Exercise directions: Which lines below contain "hands"? Pull them out.

** Opening Material for this task block **

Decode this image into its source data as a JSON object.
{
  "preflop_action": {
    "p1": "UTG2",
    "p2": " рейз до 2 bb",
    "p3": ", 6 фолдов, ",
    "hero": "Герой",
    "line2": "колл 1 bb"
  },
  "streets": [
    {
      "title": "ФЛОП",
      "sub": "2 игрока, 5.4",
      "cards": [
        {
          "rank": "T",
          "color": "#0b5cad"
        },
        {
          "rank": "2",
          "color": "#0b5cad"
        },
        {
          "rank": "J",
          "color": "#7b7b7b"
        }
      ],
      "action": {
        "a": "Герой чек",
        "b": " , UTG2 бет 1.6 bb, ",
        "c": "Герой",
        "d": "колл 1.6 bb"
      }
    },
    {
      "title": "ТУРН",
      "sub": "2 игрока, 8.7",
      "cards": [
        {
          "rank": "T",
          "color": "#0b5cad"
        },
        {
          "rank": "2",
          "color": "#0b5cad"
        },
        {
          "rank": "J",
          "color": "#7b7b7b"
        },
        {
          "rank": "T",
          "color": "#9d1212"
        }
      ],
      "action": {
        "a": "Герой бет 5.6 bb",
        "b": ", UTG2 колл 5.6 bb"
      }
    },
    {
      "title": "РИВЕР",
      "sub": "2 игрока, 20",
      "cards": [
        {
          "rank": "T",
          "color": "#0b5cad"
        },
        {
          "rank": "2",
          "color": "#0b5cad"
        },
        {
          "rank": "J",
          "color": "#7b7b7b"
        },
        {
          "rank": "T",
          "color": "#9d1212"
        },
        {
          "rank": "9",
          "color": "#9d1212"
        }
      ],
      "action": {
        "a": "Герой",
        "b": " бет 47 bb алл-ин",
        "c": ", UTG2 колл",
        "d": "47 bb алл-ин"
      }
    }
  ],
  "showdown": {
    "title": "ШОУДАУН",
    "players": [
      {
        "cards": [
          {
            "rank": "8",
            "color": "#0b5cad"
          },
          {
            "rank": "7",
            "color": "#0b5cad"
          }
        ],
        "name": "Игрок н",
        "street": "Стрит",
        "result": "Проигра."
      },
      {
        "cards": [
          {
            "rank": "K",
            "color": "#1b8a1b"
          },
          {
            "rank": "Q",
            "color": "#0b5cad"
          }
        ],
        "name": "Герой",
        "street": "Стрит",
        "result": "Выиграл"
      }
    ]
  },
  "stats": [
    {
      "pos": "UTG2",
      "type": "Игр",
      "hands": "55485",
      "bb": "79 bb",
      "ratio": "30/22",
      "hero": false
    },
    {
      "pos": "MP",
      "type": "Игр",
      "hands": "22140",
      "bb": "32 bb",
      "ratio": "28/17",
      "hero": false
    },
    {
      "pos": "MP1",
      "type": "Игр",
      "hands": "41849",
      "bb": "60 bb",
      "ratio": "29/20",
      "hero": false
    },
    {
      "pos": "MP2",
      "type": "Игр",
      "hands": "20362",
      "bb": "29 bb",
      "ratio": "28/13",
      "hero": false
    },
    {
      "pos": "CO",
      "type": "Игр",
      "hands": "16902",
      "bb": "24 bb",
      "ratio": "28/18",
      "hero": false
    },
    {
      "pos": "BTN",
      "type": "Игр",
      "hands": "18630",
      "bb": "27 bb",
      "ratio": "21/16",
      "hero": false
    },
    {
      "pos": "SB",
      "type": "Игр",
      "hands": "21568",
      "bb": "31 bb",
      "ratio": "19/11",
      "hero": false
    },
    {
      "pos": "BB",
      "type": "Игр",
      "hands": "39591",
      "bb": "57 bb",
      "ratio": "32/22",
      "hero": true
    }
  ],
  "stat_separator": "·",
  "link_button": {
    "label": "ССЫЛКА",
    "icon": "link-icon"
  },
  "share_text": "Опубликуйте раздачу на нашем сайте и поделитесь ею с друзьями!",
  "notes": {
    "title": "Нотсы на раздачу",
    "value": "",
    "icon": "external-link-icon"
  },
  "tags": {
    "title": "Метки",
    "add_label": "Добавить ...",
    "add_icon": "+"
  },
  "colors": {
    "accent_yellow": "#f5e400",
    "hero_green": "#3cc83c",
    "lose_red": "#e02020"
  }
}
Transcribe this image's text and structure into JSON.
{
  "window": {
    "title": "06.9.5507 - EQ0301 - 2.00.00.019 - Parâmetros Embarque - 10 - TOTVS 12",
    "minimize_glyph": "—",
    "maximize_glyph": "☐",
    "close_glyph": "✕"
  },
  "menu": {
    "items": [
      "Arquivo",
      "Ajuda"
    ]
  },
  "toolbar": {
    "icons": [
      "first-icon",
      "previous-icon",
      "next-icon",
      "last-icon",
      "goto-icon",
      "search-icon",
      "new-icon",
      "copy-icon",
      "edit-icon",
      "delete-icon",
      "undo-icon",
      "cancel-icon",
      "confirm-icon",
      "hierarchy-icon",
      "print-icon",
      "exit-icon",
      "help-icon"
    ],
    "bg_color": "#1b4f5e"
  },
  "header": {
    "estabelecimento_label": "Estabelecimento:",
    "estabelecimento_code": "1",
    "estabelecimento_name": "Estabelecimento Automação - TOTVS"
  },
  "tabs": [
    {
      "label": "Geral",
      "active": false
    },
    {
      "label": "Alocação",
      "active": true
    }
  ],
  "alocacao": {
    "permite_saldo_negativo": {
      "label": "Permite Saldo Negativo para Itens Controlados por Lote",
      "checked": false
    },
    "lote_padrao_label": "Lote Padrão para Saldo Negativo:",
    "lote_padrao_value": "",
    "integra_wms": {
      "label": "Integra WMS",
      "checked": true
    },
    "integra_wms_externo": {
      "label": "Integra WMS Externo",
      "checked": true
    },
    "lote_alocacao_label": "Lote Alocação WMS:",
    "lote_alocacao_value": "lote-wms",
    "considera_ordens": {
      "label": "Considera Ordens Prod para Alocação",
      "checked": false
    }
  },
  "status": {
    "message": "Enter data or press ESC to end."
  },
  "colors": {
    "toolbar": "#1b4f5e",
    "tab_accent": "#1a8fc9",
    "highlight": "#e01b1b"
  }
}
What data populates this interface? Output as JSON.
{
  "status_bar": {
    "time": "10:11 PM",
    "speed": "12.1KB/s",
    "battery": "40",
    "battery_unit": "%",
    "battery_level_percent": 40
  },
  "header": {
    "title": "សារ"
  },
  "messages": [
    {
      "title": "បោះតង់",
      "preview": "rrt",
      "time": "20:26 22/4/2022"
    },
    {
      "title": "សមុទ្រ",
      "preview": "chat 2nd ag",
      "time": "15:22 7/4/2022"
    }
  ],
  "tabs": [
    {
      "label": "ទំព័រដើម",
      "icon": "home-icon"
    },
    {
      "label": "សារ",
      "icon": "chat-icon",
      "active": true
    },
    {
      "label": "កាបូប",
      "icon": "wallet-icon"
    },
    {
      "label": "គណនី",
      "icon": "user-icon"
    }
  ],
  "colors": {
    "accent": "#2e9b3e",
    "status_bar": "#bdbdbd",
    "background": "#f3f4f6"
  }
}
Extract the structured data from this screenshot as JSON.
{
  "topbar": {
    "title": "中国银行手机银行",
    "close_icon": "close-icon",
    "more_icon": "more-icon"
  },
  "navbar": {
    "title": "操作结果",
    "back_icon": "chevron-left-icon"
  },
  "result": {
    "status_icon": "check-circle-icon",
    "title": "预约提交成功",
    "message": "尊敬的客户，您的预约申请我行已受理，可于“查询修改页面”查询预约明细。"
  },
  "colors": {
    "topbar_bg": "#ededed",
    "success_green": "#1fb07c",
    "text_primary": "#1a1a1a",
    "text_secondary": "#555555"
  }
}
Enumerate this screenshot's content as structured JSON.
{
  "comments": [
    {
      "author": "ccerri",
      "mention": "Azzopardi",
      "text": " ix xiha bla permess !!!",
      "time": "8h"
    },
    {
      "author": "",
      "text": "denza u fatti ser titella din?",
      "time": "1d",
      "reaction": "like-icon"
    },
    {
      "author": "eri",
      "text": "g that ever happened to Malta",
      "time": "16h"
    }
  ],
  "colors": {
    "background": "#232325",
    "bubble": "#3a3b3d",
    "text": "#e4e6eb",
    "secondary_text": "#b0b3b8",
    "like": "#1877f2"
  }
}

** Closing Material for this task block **

Answer section:
      "hands": "55485",
      "hands": "22140",
      "hands": "41849",
      "hands": "20362",
      "hands": "16902",
      "hands": "18630",
      "hands": "21568",
      "hands": "39591",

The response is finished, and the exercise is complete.